Every line in the data below that includes "explorer" belongs in the answer, copied as it stands.

DATA TO USE
•••••
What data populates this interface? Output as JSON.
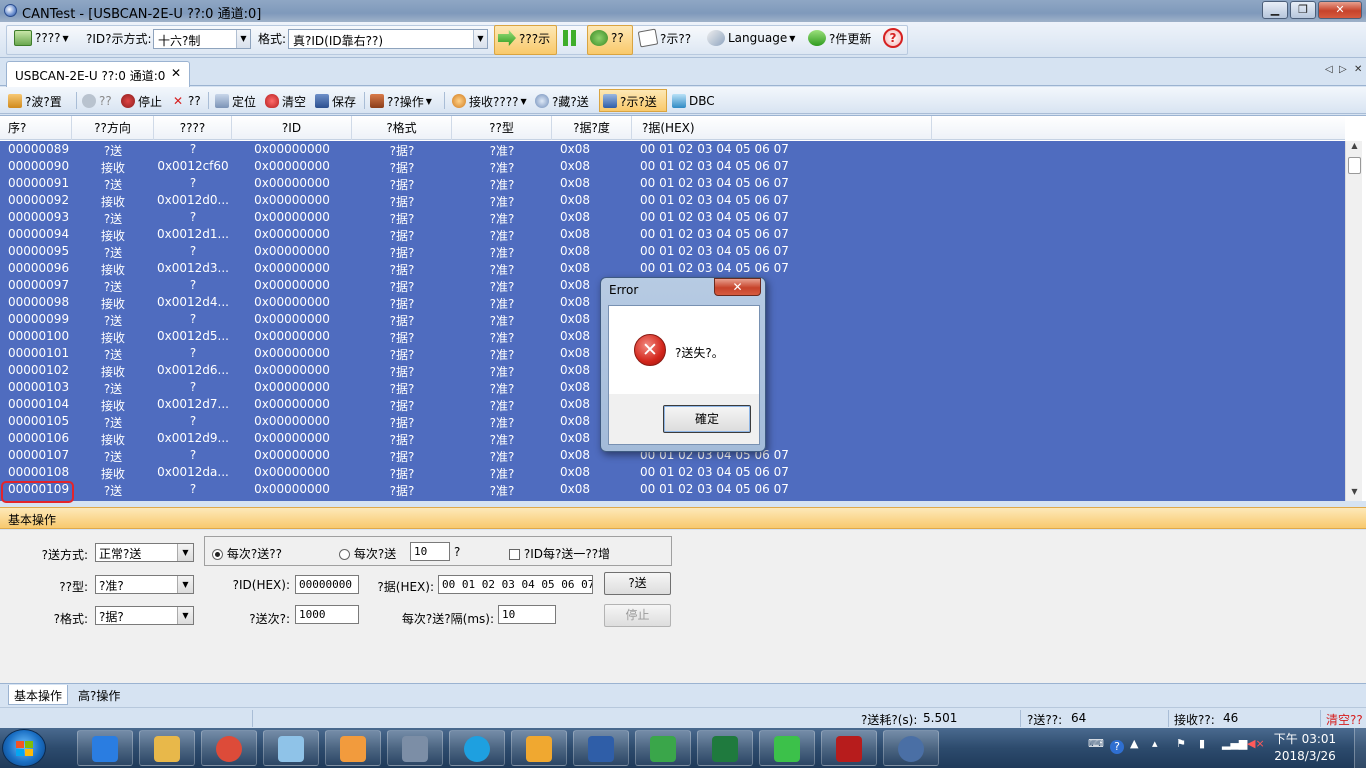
{
  "window": {
    "title": "CANTest - [USBCAN-2E-U ??:0 通道:0]",
    "buttons": {
      "minimize": "▁",
      "maximize": "❐",
      "close": "✕"
    }
  },
  "toolbar1": {
    "device_menu": "????",
    "id_format_label": "?ID?示方式:",
    "id_format_value": "十六?制",
    "format_label": "格式:",
    "format_value": "真?ID(ID靠右??)",
    "realtime_label": "???示",
    "pause_icon": "pause-icon",
    "filter_label": "??",
    "display_label": "?示??",
    "language_label": "Language",
    "update_label": "?件更新",
    "help_icon": "help-icon"
  },
  "tabstrip": {
    "tab_label": "USBCAN-2E-U ??:0 通道:0",
    "close": "✕",
    "nav_left": "◁",
    "nav_right": "▷",
    "nav_close": "✕"
  },
  "toolbar2": {
    "filter_setting": "?波?置",
    "start": "??",
    "stop": "停止",
    "reset": "??",
    "locate": "定位",
    "clear": "清空",
    "save": "保存",
    "device_ops": "??操作",
    "recv_time": "接收????",
    "hide_send": "?藏?送",
    "show_send": "?示?送",
    "dbc": "DBC"
  },
  "grid": {
    "columns": [
      "序?",
      "??方向",
      "????",
      "?ID",
      "?格式",
      "??型",
      "?据?度",
      "?据(HEX)"
    ],
    "rows": [
      [
        "00000089",
        "?送",
        "?",
        "0x00000000",
        "?据?",
        "?准?",
        "0x08",
        "00 01 02 03 04 05 06 07"
      ],
      [
        "00000090",
        "接收",
        "0x0012cf60",
        "0x00000000",
        "?据?",
        "?准?",
        "0x08",
        "00 01 02 03 04 05 06 07"
      ],
      [
        "00000091",
        "?送",
        "?",
        "0x00000000",
        "?据?",
        "?准?",
        "0x08",
        "00 01 02 03 04 05 06 07"
      ],
      [
        "00000092",
        "接收",
        "0x0012d0...",
        "0x00000000",
        "?据?",
        "?准?",
        "0x08",
        "00 01 02 03 04 05 06 07"
      ],
      [
        "00000093",
        "?送",
        "?",
        "0x00000000",
        "?据?",
        "?准?",
        "0x08",
        "00 01 02 03 04 05 06 07"
      ],
      [
        "00000094",
        "接收",
        "0x0012d1...",
        "0x00000000",
        "?据?",
        "?准?",
        "0x08",
        "00 01 02 03 04 05 06 07"
      ],
      [
        "00000095",
        "?送",
        "?",
        "0x00000000",
        "?据?",
        "?准?",
        "0x08",
        "00 01 02 03 04 05 06 07"
      ],
      [
        "00000096",
        "接收",
        "0x0012d3...",
        "0x00000000",
        "?据?",
        "?准?",
        "0x08",
        "00 01 02 03 04 05 06 07"
      ],
      [
        "00000097",
        "?送",
        "?",
        "0x00000000",
        "?据?",
        "?准?",
        "0x08",
        ""
      ],
      [
        "00000098",
        "接收",
        "0x0012d4...",
        "0x00000000",
        "?据?",
        "?准?",
        "0x08",
        ""
      ],
      [
        "00000099",
        "?送",
        "?",
        "0x00000000",
        "?据?",
        "?准?",
        "0x08",
        ""
      ],
      [
        "00000100",
        "接收",
        "0x0012d5...",
        "0x00000000",
        "?据?",
        "?准?",
        "0x08",
        ""
      ],
      [
        "00000101",
        "?送",
        "?",
        "0x00000000",
        "?据?",
        "?准?",
        "0x08",
        ""
      ],
      [
        "00000102",
        "接收",
        "0x0012d6...",
        "0x00000000",
        "?据?",
        "?准?",
        "0x08",
        ""
      ],
      [
        "00000103",
        "?送",
        "?",
        "0x00000000",
        "?据?",
        "?准?",
        "0x08",
        ""
      ],
      [
        "00000104",
        "接收",
        "0x0012d7...",
        "0x00000000",
        "?据?",
        "?准?",
        "0x08",
        ""
      ],
      [
        "00000105",
        "?送",
        "?",
        "0x00000000",
        "?据?",
        "?准?",
        "0x08",
        ""
      ],
      [
        "00000106",
        "接收",
        "0x0012d9...",
        "0x00000000",
        "?据?",
        "?准?",
        "0x08",
        ""
      ],
      [
        "00000107",
        "?送",
        "?",
        "0x00000000",
        "?据?",
        "?准?",
        "0x08",
        "00 01 02 03 04 05 06 07"
      ],
      [
        "00000108",
        "接收",
        "0x0012da...",
        "0x00000000",
        "?据?",
        "?准?",
        "0x08",
        "00 01 02 03 04 05 06 07"
      ],
      [
        "00000109",
        "?送",
        "?",
        "0x00000000",
        "?据?",
        "?准?",
        "0x08",
        "00 01 02 03 04 05 06 07"
      ]
    ]
  },
  "panel": {
    "header": "基本操作",
    "send_mode_label": "?送方式:",
    "send_mode_value": "正常?送",
    "radio_each_send": "每次?送??",
    "radio_each_send2": "每次?送",
    "each_send_count": "10",
    "each_send_unit": "?",
    "checkbox_id_increment": "?ID每?送一??增",
    "frame_type_label": "??型:",
    "frame_type_value": "?准?",
    "frame_id_label": "?ID(HEX):",
    "frame_id_value": "00000000",
    "data_label": "?据(HEX):",
    "data_value": "00 01 02 03 04 05 06 07",
    "send_button": "?送",
    "frame_format_label": "?格式:",
    "frame_format_value": "?据?",
    "send_count_label": "?送次?:",
    "send_count_value": "1000",
    "interval_label": "每次?送?隔(ms):",
    "interval_value": "10",
    "stop_button": "停止"
  },
  "bottom_tabs": [
    "基本操作",
    "高?操作"
  ],
  "status": {
    "elapsed_label": "?送耗?(s):",
    "elapsed_value": "5.501",
    "sent_label": "?送??:",
    "sent_value": "64",
    "recv_label": "接收??:",
    "recv_value": "46",
    "clear_label": "清空??"
  },
  "dialog": {
    "title": "Error",
    "close": "✕",
    "message": "?送失?。",
    "ok": "確定"
  },
  "taskbar": {
    "clock_time": "下午 03:01",
    "clock_date": "2018/3/26",
    "tray_icons": [
      "keyboard-icon",
      "help-icon",
      "arrow-up-icon",
      "flag-icon",
      "power-icon",
      "signal-icon",
      "volume-icon"
    ],
    "apps": [
      "internet-explorer-icon",
      "file-explorer-icon",
      "chrome-icon",
      "notes-icon",
      "media-player-icon",
      "calculator-icon",
      "skype-icon",
      "outlook-icon",
      "board-app-icon",
      "analyzer-app-icon",
      "excel-icon",
      "line-icon",
      "acrobat-icon",
      "can-app-icon"
    ]
  }
}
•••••
RESPONSE AREA
      "internet-explorer-icon",
      "file-explorer-icon",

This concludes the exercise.